The Eleventh Circuit and the majority of federal circuit courts have adopted the “least-sophisticated consumer” standard in analyzing claims brought under the Fair Debt Collection Practices Act (FDCPA). The least-sophisticated consumer standard is consistent with FDCPA’s goal of expanding the consumer protections originally provided by the Federal Trade Commission Act. The purpose of the least-sophisticated-consumer standard, here as in other areas of consumer law, is to ensure that the FDCPA protects the gullible as well as the shrewd. No requirement of proof of actual deception of the consumer is necessary.

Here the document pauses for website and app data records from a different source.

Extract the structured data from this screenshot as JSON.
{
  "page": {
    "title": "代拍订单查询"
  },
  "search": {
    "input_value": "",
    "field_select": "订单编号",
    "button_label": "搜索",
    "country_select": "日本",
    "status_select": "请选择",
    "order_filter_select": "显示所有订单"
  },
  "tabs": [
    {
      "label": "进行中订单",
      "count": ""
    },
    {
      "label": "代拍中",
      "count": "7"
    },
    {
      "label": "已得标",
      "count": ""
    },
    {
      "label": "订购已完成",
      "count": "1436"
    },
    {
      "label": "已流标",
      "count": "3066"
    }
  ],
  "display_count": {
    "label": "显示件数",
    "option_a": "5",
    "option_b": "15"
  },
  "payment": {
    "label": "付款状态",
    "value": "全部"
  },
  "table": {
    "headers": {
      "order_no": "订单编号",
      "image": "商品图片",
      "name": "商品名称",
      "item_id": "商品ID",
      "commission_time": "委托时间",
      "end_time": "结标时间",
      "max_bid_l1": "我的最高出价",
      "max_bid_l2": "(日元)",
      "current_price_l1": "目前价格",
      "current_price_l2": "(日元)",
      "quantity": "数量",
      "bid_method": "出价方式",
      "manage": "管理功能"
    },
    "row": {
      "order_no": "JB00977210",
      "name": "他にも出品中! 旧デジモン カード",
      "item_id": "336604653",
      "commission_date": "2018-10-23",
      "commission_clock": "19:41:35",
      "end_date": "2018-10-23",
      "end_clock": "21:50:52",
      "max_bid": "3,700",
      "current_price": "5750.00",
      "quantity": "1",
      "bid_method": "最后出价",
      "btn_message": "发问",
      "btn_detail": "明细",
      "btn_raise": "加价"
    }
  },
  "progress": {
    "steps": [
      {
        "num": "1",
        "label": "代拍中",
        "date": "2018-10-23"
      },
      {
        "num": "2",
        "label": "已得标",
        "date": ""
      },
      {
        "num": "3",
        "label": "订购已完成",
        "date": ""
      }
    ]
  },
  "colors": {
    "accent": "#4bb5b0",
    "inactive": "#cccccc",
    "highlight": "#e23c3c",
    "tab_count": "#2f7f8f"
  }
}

Courts apply this objective standard in order to implement the FDCPA’s dual purpose: to protect consumers against deceptive debt collection practices and to protect debt collectors from unreasonable constructions of their communications to consumer. The least sophisticated consumer will be presumed to possess a rudimentary amount of information about the world and a willingness to read a collection notice with some care. However the test also has an objective component in that while protecting naive consumers, the standard also prevents liability for bizarre or idiosyncratic interpretations of collection communications by preserving a quotient of reasonableness.